More Light on Minority Loans

Building a small business is a day-to-day challenge, monitoring cash flow and payroll and keeping abreast of commercial trends. Access to credit is a common problem in the endeavor, especially for minority-owned, inner-city businesses.

So a recent study that showed minority-owned businesses in parts of Los Angeles and Orange counties do not even bother to apply for business loans or lines of credit came as a surprise. The prospective entrepreneurs wrongly thought that banks cannot--or will not--serve their needs. That’s a communications gap that banks and other lenders need to overcome since start-up funds and other capital is now generally available.

The Greenlining Institute of San Francisco, a nonprofit community rights group, initially conducted its study to uncover bias in lending to small, minority-owned businesses. Instead, the survey of 700 such firms, more than 90% of which had been in business for longer than three years, and half with annual sales of $100,000 or more, revealed a more subtle problem than direct denial of loans:

In South-Central Los Angeles, for example, 75% of small merchants surveyed said they had not sought commercial loans because they believed they would be denied. In Santa Ana, 87% of survey respondents said they did not believe they could get bank loans.


The next step is to gather more data on minority business loan applicants, similar to the compilation of demographic data on home loans. The Federal Reserve, which received a copy of the Greenlining Institute report, has invited public comment on the issue and is preparing a report.
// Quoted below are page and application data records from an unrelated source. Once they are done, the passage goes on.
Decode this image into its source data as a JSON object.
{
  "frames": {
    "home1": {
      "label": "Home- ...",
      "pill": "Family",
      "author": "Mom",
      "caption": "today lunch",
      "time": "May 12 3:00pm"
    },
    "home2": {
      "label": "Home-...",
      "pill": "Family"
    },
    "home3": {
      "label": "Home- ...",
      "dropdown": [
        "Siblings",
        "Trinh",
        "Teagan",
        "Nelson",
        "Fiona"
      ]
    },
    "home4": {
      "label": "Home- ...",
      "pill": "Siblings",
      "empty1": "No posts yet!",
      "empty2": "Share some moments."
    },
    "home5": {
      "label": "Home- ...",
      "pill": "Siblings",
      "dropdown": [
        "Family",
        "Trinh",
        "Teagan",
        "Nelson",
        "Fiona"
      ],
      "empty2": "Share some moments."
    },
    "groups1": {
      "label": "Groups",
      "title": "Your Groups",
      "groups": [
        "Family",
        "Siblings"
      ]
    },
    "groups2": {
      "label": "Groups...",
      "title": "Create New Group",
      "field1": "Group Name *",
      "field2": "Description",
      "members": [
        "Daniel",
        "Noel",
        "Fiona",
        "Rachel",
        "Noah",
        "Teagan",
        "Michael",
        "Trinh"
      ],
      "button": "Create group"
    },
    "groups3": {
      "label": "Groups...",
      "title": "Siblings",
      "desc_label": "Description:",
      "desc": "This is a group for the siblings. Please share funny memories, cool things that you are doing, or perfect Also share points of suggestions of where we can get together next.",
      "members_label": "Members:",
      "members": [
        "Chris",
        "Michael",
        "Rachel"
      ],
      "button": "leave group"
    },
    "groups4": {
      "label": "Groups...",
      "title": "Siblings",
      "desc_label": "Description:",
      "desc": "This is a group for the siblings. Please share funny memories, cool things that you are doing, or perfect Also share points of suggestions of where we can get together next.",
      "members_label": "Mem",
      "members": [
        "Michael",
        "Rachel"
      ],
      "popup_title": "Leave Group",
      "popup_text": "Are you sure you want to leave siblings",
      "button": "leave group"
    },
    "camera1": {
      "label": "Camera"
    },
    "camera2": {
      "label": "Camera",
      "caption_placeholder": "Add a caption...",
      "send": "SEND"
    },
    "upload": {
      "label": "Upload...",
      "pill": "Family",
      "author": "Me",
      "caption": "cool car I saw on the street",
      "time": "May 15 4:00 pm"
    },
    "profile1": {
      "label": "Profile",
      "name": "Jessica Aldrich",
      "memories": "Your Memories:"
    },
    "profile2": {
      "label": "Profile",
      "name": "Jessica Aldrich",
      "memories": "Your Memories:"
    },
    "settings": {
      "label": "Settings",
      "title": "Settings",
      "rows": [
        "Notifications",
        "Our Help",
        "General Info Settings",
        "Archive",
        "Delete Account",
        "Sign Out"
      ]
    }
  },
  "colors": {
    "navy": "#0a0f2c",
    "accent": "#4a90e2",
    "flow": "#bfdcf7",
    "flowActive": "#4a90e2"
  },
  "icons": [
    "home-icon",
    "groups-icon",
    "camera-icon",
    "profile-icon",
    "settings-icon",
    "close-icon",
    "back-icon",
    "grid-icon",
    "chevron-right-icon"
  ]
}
Banks, meanwhile, can have the most immediate impact with increased marketing and outreach programs aimed at minority businesses, especially in the inner cities where they are burgeoning. Owners sometimes only need to know that loans are available for qualified borrowers. This would be the kind of situation economists call win-win.